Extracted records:
------------------------------------------------------------

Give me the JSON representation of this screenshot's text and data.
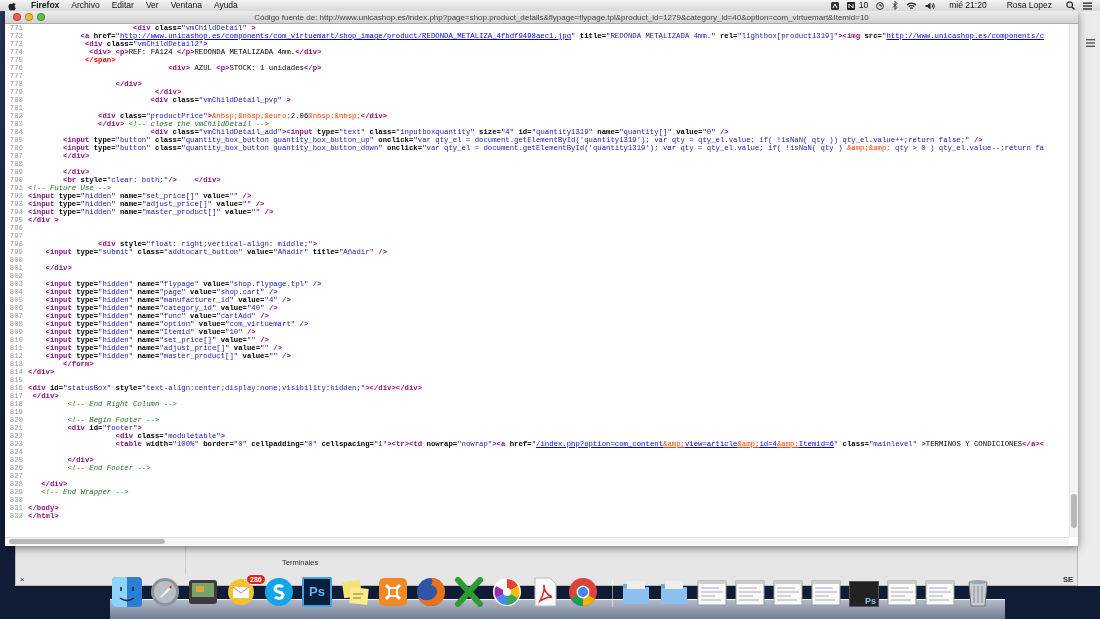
{
  "menubar": {
    "app_name": "Firefox",
    "menus": [
      "Archivo",
      "Editar",
      "Ver",
      "Ventana",
      "Ayuda"
    ],
    "status_count": "10",
    "clock": "mié 21:20",
    "user": "Rosa Lopez"
  },
  "window": {
    "title": "Código fuente de: http://www.unicashop.es/index.php?page=shop.product_details&flypage=flypage.tpl&product_id=1279&category_id=40&option=com_virtuemart&Itemid=10",
    "lines": [
      {
        "number": "771",
        "tokens": [
          {
            "kind": "tag",
            "text": "                        <div"
          },
          {
            "kind": "attr",
            "text": " class="
          },
          {
            "kind": "value",
            "text": "\"vmChildDetail\""
          },
          {
            "kind": "tag",
            "text": " >"
          }
        ]
      },
      {
        "number": "772",
        "tokens": [
          {
            "kind": "tag",
            "text": "            <a"
          },
          {
            "kind": "attr",
            "text": " href="
          },
          {
            "kind": "value",
            "text": "\""
          },
          {
            "kind": "link",
            "parts": [
              {
                "kind": "url",
                "text": "http://www.unicashop.es/components/com_virtuemart/shop_image/product/REDONDA_METALIZA_4fbdf9498aec1.jpg"
              }
            ]
          },
          {
            "kind": "value",
            "text": "\""
          },
          {
            "kind": "attr",
            "text": " title="
          },
          {
            "kind": "value",
            "text": "\"REDONDA METALIZADA 4mm.\""
          },
          {
            "kind": "attr",
            "text": " rel="
          },
          {
            "kind": "value",
            "text": "\"lightbox[product1319]\""
          },
          {
            "kind": "tag",
            "text": "><img"
          },
          {
            "kind": "attr",
            "text": " src="
          },
          {
            "kind": "value",
            "text": "\""
          },
          {
            "kind": "link",
            "parts": [
              {
                "kind": "url",
                "text": "http://www.unicashop.es/components/c"
              }
            ]
          }
        ]
      },
      {
        "number": "773",
        "tokens": [
          {
            "kind": "tag",
            "text": "             <div"
          },
          {
            "kind": "attr",
            "text": " class="
          },
          {
            "kind": "value",
            "text": "\"vmChildDetail2\""
          },
          {
            "kind": "tag",
            "text": ">"
          }
        ]
      },
      {
        "number": "774",
        "tokens": [
          {
            "kind": "tag",
            "text": "              <div> "
          },
          {
            "kind": "tag",
            "text": "<p>"
          },
          {
            "kind": "text",
            "text": "REF: FA124 "
          },
          {
            "kind": "tag",
            "text": "</p>"
          },
          {
            "kind": "text",
            "text": "REDONDA METALIZADA 4mm."
          },
          {
            "kind": "tag",
            "text": "</div>"
          }
        ]
      },
      {
        "number": "775",
        "tokens": [
          {
            "kind": "error",
            "text": "             </span>"
          }
        ]
      },
      {
        "number": "776",
        "tokens": [
          {
            "kind": "tag",
            "text": "                                <div>"
          },
          {
            "kind": "text",
            "text": " AZUL "
          },
          {
            "kind": "tag",
            "text": "<p>"
          },
          {
            "kind": "text",
            "text": "STOCK: 1 unidades"
          },
          {
            "kind": "tag",
            "text": "</p>"
          }
        ]
      },
      {
        "number": "777"
      },
      {
        "number": "778",
        "tokens": [
          {
            "kind": "tag",
            "text": "                    </div>"
          }
        ]
      },
      {
        "number": "779",
        "tokens": [
          {
            "kind": "tag",
            "text": "                             </div>"
          }
        ]
      },
      {
        "number": "780",
        "tokens": [
          {
            "kind": "tag",
            "text": "                            <div"
          },
          {
            "kind": "attr",
            "text": " class="
          },
          {
            "kind": "value",
            "text": "\"vmChildDetail_pvp\""
          },
          {
            "kind": "tag",
            "text": " >"
          }
        ]
      },
      {
        "number": "781"
      },
      {
        "number": "782",
        "tokens": [
          {
            "kind": "tag",
            "text": "                <div"
          },
          {
            "kind": "attr",
            "text": " class="
          },
          {
            "kind": "value",
            "text": "\"productPrice\""
          },
          {
            "kind": "tag",
            "text": ">"
          },
          {
            "kind": "entity",
            "text": "&nbsp;&nbsp;&euro;"
          },
          {
            "kind": "text",
            "text": "2.06"
          },
          {
            "kind": "entity",
            "text": "&nbsp;&nbsp;"
          },
          {
            "kind": "tag",
            "text": "</div>"
          }
        ]
      },
      {
        "number": "783",
        "tokens": [
          {
            "kind": "tag",
            "text": "                </div> "
          },
          {
            "kind": "comment",
            "text": "<!-- close the vmChildDetail -->"
          }
        ]
      },
      {
        "number": "784",
        "tokens": [
          {
            "kind": "tag",
            "text": "                            <div"
          },
          {
            "kind": "attr",
            "text": " class="
          },
          {
            "kind": "value",
            "text": "\"vmChildDetail_add\""
          },
          {
            "kind": "tag",
            "text": "><input"
          },
          {
            "kind": "attr",
            "text": " type="
          },
          {
            "kind": "value",
            "text": "\"text\""
          },
          {
            "kind": "attr",
            "text": " class="
          },
          {
            "kind": "value",
            "text": "\"inputboxquantity\""
          },
          {
            "kind": "attr",
            "text": " size="
          },
          {
            "kind": "value",
            "text": "\"4\""
          },
          {
            "kind": "attr",
            "text": " id="
          },
          {
            "kind": "value",
            "text": "\"quantity1319\""
          },
          {
            "kind": "attr",
            "text": " name="
          },
          {
            "kind": "value",
            "text": "\"quantity[]\""
          },
          {
            "kind": "attr",
            "text": " value="
          },
          {
            "kind": "value",
            "text": "\"0\""
          },
          {
            "kind": "tag",
            "text": " />"
          }
        ]
      },
      {
        "number": "785",
        "tokens": [
          {
            "kind": "tag",
            "text": "        <input"
          },
          {
            "kind": "attr",
            "text": " type="
          },
          {
            "kind": "value",
            "text": "\"button\""
          },
          {
            "kind": "attr",
            "text": " class="
          },
          {
            "kind": "value",
            "text": "\"quantity_box_button quantity_box_button_up\""
          },
          {
            "kind": "attr",
            "text": " onclick="
          },
          {
            "kind": "value",
            "text": "\"var qty_el = document.getElementById('quantity1319'); var qty = qty_el.value; if( !isNaN( qty )) qty_el.value++;return false;\""
          },
          {
            "kind": "tag",
            "text": " />"
          }
        ]
      },
      {
        "number": "786",
        "tokens": [
          {
            "kind": "tag",
            "text": "        <input"
          },
          {
            "kind": "attr",
            "text": " type="
          },
          {
            "kind": "value",
            "text": "\"button\""
          },
          {
            "kind": "attr",
            "text": " class="
          },
          {
            "kind": "value",
            "text": "\"quantity_box_button quantity_box_button_down\""
          },
          {
            "kind": "attr",
            "text": " onclick="
          },
          {
            "kind": "value",
            "text": "\"var qty_el = document.getElementById('quantity1319'); var qty = qty_el.value; if( !isNaN( qty ) "
          },
          {
            "kind": "entity",
            "text": "&amp;&amp;"
          },
          {
            "kind": "value",
            "text": " qty > 0 ) qty_el.value--;return fa"
          }
        ]
      },
      {
        "number": "787",
        "tokens": [
          {
            "kind": "tag",
            "text": "        </div>"
          }
        ]
      },
      {
        "number": "788"
      },
      {
        "number": "789",
        "tokens": [
          {
            "kind": "tag",
            "text": "        </div>"
          }
        ]
      },
      {
        "number": "790",
        "tokens": [
          {
            "kind": "tag",
            "text": "        <br"
          },
          {
            "kind": "attr",
            "text": " style="
          },
          {
            "kind": "value",
            "text": "\"clear: both;\""
          },
          {
            "kind": "tag",
            "text": "/>    </div>"
          }
        ]
      },
      {
        "number": "791",
        "tokens": [
          {
            "kind": "comment",
            "text": "<!-- Future Use -->"
          }
        ]
      },
      {
        "number": "792",
        "tokens": [
          {
            "kind": "tag",
            "text": "<input"
          },
          {
            "kind": "attr",
            "text": " type="
          },
          {
            "kind": "value",
            "text": "\"hidden\""
          },
          {
            "kind": "attr",
            "text": " name="
          },
          {
            "kind": "value",
            "text": "\"set_price[]\""
          },
          {
            "kind": "attr",
            "text": " value="
          },
          {
            "kind": "value",
            "text": "\"\""
          },
          {
            "kind": "tag",
            "text": " />"
          }
        ]
      },
      {
        "number": "793",
        "tokens": [
          {
            "kind": "tag",
            "text": "<input"
          },
          {
            "kind": "attr",
            "text": " type="
          },
          {
            "kind": "value",
            "text": "\"hidden\""
          },
          {
            "kind": "attr",
            "text": " name="
          },
          {
            "kind": "value",
            "text": "\"adjust_price[]\""
          },
          {
            "kind": "attr",
            "text": " value="
          },
          {
            "kind": "value",
            "text": "\"\""
          },
          {
            "kind": "tag",
            "text": " />"
          }
        ]
      },
      {
        "number": "794",
        "tokens": [
          {
            "kind": "tag",
            "text": "<input"
          },
          {
            "kind": "attr",
            "text": " type="
          },
          {
            "kind": "value",
            "text": "\"hidden\""
          },
          {
            "kind": "attr",
            "text": " name="
          },
          {
            "kind": "value",
            "text": "\"master_product[]\""
          },
          {
            "kind": "attr",
            "text": " value="
          },
          {
            "kind": "value",
            "text": "\"\""
          },
          {
            "kind": "tag",
            "text": " />"
          }
        ]
      },
      {
        "number": "795",
        "tokens": [
          {
            "kind": "tag",
            "text": "</div >"
          }
        ]
      },
      {
        "number": "796"
      },
      {
        "number": "797"
      },
      {
        "number": "798",
        "tokens": [
          {
            "kind": "tag",
            "text": "                <div"
          },
          {
            "kind": "attr",
            "text": " style="
          },
          {
            "kind": "value",
            "text": "\"float: right;vertical-align: middle;\""
          },
          {
            "kind": "tag",
            "text": ">"
          }
        ]
      },
      {
        "number": "799",
        "tokens": [
          {
            "kind": "tag",
            "text": "    <input"
          },
          {
            "kind": "attr",
            "text": " type="
          },
          {
            "kind": "value",
            "text": "\"submit\""
          },
          {
            "kind": "attr",
            "text": " class="
          },
          {
            "kind": "value",
            "text": "\"addtocart_button\""
          },
          {
            "kind": "attr",
            "text": " value="
          },
          {
            "kind": "value",
            "text": "\"Añadir\""
          },
          {
            "kind": "attr",
            "text": " title="
          },
          {
            "kind": "value",
            "text": "\"Añadir\""
          },
          {
            "kind": "tag",
            "text": " />"
          }
        ]
      },
      {
        "number": "800"
      },
      {
        "number": "801",
        "tokens": [
          {
            "kind": "tag",
            "text": "    </div>"
          }
        ]
      },
      {
        "number": "802"
      },
      {
        "number": "803",
        "tokens": [
          {
            "kind": "tag",
            "text": "    <input"
          },
          {
            "kind": "attr",
            "text": " type="
          },
          {
            "kind": "value",
            "text": "\"hidden\""
          },
          {
            "kind": "attr",
            "text": " name="
          },
          {
            "kind": "value",
            "text": "\"flypage\""
          },
          {
            "kind": "attr",
            "text": " value="
          },
          {
            "kind": "value",
            "text": "\"shop.flypage.tpl\""
          },
          {
            "kind": "tag",
            "text": " />"
          }
        ]
      },
      {
        "number": "804",
        "tokens": [
          {
            "kind": "tag",
            "text": "    <input"
          },
          {
            "kind": "attr",
            "text": " type="
          },
          {
            "kind": "value",
            "text": "\"hidden\""
          },
          {
            "kind": "attr",
            "text": " name="
          },
          {
            "kind": "value",
            "text": "\"page\""
          },
          {
            "kind": "attr",
            "text": " value="
          },
          {
            "kind": "value",
            "text": "\"shop.cart\""
          },
          {
            "kind": "tag",
            "text": " />"
          }
        ]
      },
      {
        "number": "805",
        "tokens": [
          {
            "kind": "tag",
            "text": "    <input"
          },
          {
            "kind": "attr",
            "text": " type="
          },
          {
            "kind": "value",
            "text": "\"hidden\""
          },
          {
            "kind": "attr",
            "text": " name="
          },
          {
            "kind": "value",
            "text": "\"manufacturer_id\""
          },
          {
            "kind": "attr",
            "text": " value="
          },
          {
            "kind": "value",
            "text": "\"4\""
          },
          {
            "kind": "tag",
            "text": " />"
          }
        ]
      },
      {
        "number": "806",
        "tokens": [
          {
            "kind": "tag",
            "text": "    <input"
          },
          {
            "kind": "attr",
            "text": " type="
          },
          {
            "kind": "value",
            "text": "\"hidden\""
          },
          {
            "kind": "attr",
            "text": " name="
          },
          {
            "kind": "value",
            "text": "\"category_id\""
          },
          {
            "kind": "attr",
            "text": " value="
          },
          {
            "kind": "value",
            "text": "\"40\""
          },
          {
            "kind": "tag",
            "text": " />"
          }
        ]
      },
      {
        "number": "807",
        "tokens": [
          {
            "kind": "tag",
            "text": "    <input"
          },
          {
            "kind": "attr",
            "text": " type="
          },
          {
            "kind": "value",
            "text": "\"hidden\""
          },
          {
            "kind": "attr",
            "text": " name="
          },
          {
            "kind": "value",
            "text": "\"func\""
          },
          {
            "kind": "attr",
            "text": " value="
          },
          {
            "kind": "value",
            "text": "\"cartAdd\""
          },
          {
            "kind": "tag",
            "text": " />"
          }
        ]
      },
      {
        "number": "808",
        "tokens": [
          {
            "kind": "tag",
            "text": "    <input"
          },
          {
            "kind": "attr",
            "text": " type="
          },
          {
            "kind": "value",
            "text": "\"hidden\""
          },
          {
            "kind": "attr",
            "text": " name="
          },
          {
            "kind": "value",
            "text": "\"option\""
          },
          {
            "kind": "attr",
            "text": " value="
          },
          {
            "kind": "value",
            "text": "\"com_virtuemart\""
          },
          {
            "kind": "tag",
            "text": " />"
          }
        ]
      },
      {
        "number": "809",
        "tokens": [
          {
            "kind": "tag",
            "text": "    <input"
          },
          {
            "kind": "attr",
            "text": " type="
          },
          {
            "kind": "value",
            "text": "\"hidden\""
          },
          {
            "kind": "attr",
            "text": " name="
          },
          {
            "kind": "value",
            "text": "\"Itemid\""
          },
          {
            "kind": "attr",
            "text": " value="
          },
          {
            "kind": "value",
            "text": "\"10\""
          },
          {
            "kind": "tag",
            "text": " />"
          }
        ]
      },
      {
        "number": "810",
        "tokens": [
          {
            "kind": "tag",
            "text": "    <input"
          },
          {
            "kind": "attr",
            "text": " type="
          },
          {
            "kind": "value",
            "text": "\"hidden\""
          },
          {
            "kind": "attr",
            "text": " name="
          },
          {
            "kind": "value",
            "text": "\"set_price[]\""
          },
          {
            "kind": "attr",
            "text": " value="
          },
          {
            "kind": "value",
            "text": "\"\""
          },
          {
            "kind": "tag",
            "text": " />"
          }
        ]
      },
      {
        "number": "811",
        "tokens": [
          {
            "kind": "tag",
            "text": "    <input"
          },
          {
            "kind": "attr",
            "text": " type="
          },
          {
            "kind": "value",
            "text": "\"hidden\""
          },
          {
            "kind": "attr",
            "text": " name="
          },
          {
            "kind": "value",
            "text": "\"adjust_price[]\""
          },
          {
            "kind": "attr",
            "text": " value="
          },
          {
            "kind": "value",
            "text": "\"\""
          },
          {
            "kind": "tag",
            "text": " />"
          }
        ]
      },
      {
        "number": "812",
        "tokens": [
          {
            "kind": "tag",
            "text": "    <input"
          },
          {
            "kind": "attr",
            "text": " type="
          },
          {
            "kind": "value",
            "text": "\"hidden\""
          },
          {
            "kind": "attr",
            "text": " name="
          },
          {
            "kind": "value",
            "text": "\"master_product[]\""
          },
          {
            "kind": "attr",
            "text": " value="
          },
          {
            "kind": "value",
            "text": "\"\""
          },
          {
            "kind": "tag",
            "text": " />"
          }
        ]
      },
      {
        "number": "813",
        "tokens": [
          {
            "kind": "tag",
            "text": "        </form>"
          }
        ]
      },
      {
        "number": "814",
        "tokens": [
          {
            "kind": "tag",
            "text": "</div>"
          }
        ]
      },
      {
        "number": "815"
      },
      {
        "number": "816",
        "tokens": [
          {
            "kind": "tag",
            "text": "<div"
          },
          {
            "kind": "attr",
            "text": " id="
          },
          {
            "kind": "value",
            "text": "\"statusBox\""
          },
          {
            "kind": "attr",
            "text": " style="
          },
          {
            "kind": "value",
            "text": "\"text-align:center;display:none;visibility:hidden;\""
          },
          {
            "kind": "tag",
            "text": "></div></div>"
          }
        ]
      },
      {
        "number": "817",
        "tokens": [
          {
            "kind": "tag",
            "text": " </div>"
          }
        ]
      },
      {
        "number": "818",
        "tokens": [
          {
            "kind": "comment",
            "text": "         <!-- End Right Column -->"
          }
        ]
      },
      {
        "number": "819"
      },
      {
        "number": "820",
        "tokens": [
          {
            "kind": "comment",
            "text": "         <!-- Begin Footer -->"
          }
        ]
      },
      {
        "number": "821",
        "tokens": [
          {
            "kind": "tag",
            "text": "         <div"
          },
          {
            "kind": "attr",
            "text": " id="
          },
          {
            "kind": "value",
            "text": "\"footer\""
          },
          {
            "kind": "tag",
            "text": ">"
          }
        ]
      },
      {
        "number": "822",
        "tokens": [
          {
            "kind": "tag",
            "text": "                    <div"
          },
          {
            "kind": "attr",
            "text": " class="
          },
          {
            "kind": "value",
            "text": "\"moduletable\""
          },
          {
            "kind": "tag",
            "text": ">"
          }
        ]
      },
      {
        "number": "823",
        "tokens": [
          {
            "kind": "tag",
            "text": "                    <table"
          },
          {
            "kind": "attr",
            "text": " width="
          },
          {
            "kind": "value",
            "text": "\"100%\""
          },
          {
            "kind": "attr",
            "text": " border="
          },
          {
            "kind": "value",
            "text": "\"0\""
          },
          {
            "kind": "attr",
            "text": " cellpadding="
          },
          {
            "kind": "value",
            "text": "\"0\""
          },
          {
            "kind": "attr",
            "text": " cellspacing="
          },
          {
            "kind": "value",
            "text": "\"1\""
          },
          {
            "kind": "tag",
            "text": "><tr><td"
          },
          {
            "kind": "attr",
            "text": " nowrap="
          },
          {
            "kind": "value",
            "text": "\"nowrap\""
          },
          {
            "kind": "tag",
            "text": "><a"
          },
          {
            "kind": "attr",
            "text": " href="
          },
          {
            "kind": "value",
            "text": "\""
          },
          {
            "kind": "link",
            "parts": [
              {
                "kind": "url",
                "text": "/index.php?option=com_content"
              },
              {
                "kind": "entity",
                "text": "&amp;"
              },
              {
                "kind": "url",
                "text": "view=article"
              },
              {
                "kind": "entity",
                "text": "&amp;"
              },
              {
                "kind": "url",
                "text": "id=4"
              },
              {
                "kind": "entity",
                "text": "&amp;"
              },
              {
                "kind": "url",
                "text": "Itemid=6"
              }
            ]
          },
          {
            "kind": "value",
            "text": "\""
          },
          {
            "kind": "attr",
            "text": " class="
          },
          {
            "kind": "value",
            "text": "\"mainlevel\""
          },
          {
            "kind": "tag",
            "text": " >"
          },
          {
            "kind": "text",
            "text": "TERMINOS Y CONDICIONES"
          },
          {
            "kind": "tag",
            "text": "</a><"
          }
        ]
      },
      {
        "number": "824"
      },
      {
        "number": "825",
        "tokens": [
          {
            "kind": "tag",
            "text": "         </div>"
          }
        ]
      },
      {
        "number": "826",
        "tokens": [
          {
            "kind": "comment",
            "text": "         <!-- End Footer -->"
          }
        ]
      },
      {
        "number": "827"
      },
      {
        "number": "828",
        "tokens": [
          {
            "kind": "tag",
            "text": "   </div>"
          }
        ]
      },
      {
        "number": "829",
        "tokens": [
          {
            "kind": "comment",
            "text": "   <!-- End Wrapper -->"
          }
        ]
      },
      {
        "number": "830"
      },
      {
        "number": "831",
        "tokens": [
          {
            "kind": "tag",
            "text": "</body>"
          }
        ]
      },
      {
        "number": "832",
        "tokens": [
          {
            "kind": "tag",
            "text": "</html>"
          }
        ]
      }
    ]
  },
  "back_window": {
    "title": "Terminales",
    "close": "×",
    "corner": "SE"
  },
  "dock": {
    "items": [
      {
        "kind": "finder"
      },
      {
        "kind": "rocket"
      },
      {
        "kind": "monitor"
      },
      {
        "kind": "mail",
        "badge": "286"
      },
      {
        "kind": "round"
      },
      {
        "kind": "labeled",
        "label": "Ps"
      },
      {
        "kind": "notes"
      },
      {
        "kind": "square"
      },
      {
        "kind": "globe"
      },
      {
        "kind": "cross"
      },
      {
        "kind": "pinwheel"
      },
      {
        "kind": "document"
      },
      {
        "kind": "ring"
      },
      {
        "kind": "separator"
      },
      {
        "kind": "folder"
      },
      {
        "kind": "folder"
      },
      {
        "kind": "thumbnail"
      },
      {
        "kind": "thumbnail"
      },
      {
        "kind": "thumbnail"
      },
      {
        "kind": "thumbnail"
      },
      {
        "kind": "dark-thumbnail",
        "label": "Ps"
      },
      {
        "kind": "thumbnail"
      },
      {
        "kind": "thumbnail"
      },
      {
        "kind": "trash"
      }
    ]
  }
}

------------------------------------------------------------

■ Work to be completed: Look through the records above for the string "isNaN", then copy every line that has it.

■ Your solution:
            "text": "\"var qty_el = document.getElementById('quantity1319'); var qty = qty_el.value; if( !isNaN( qty )) qty_el.value++;return false;\""
            "text": "\"var qty_el = document.getElementById('quantity1319'); var qty = qty_el.value; if( !isNaN( qty ) "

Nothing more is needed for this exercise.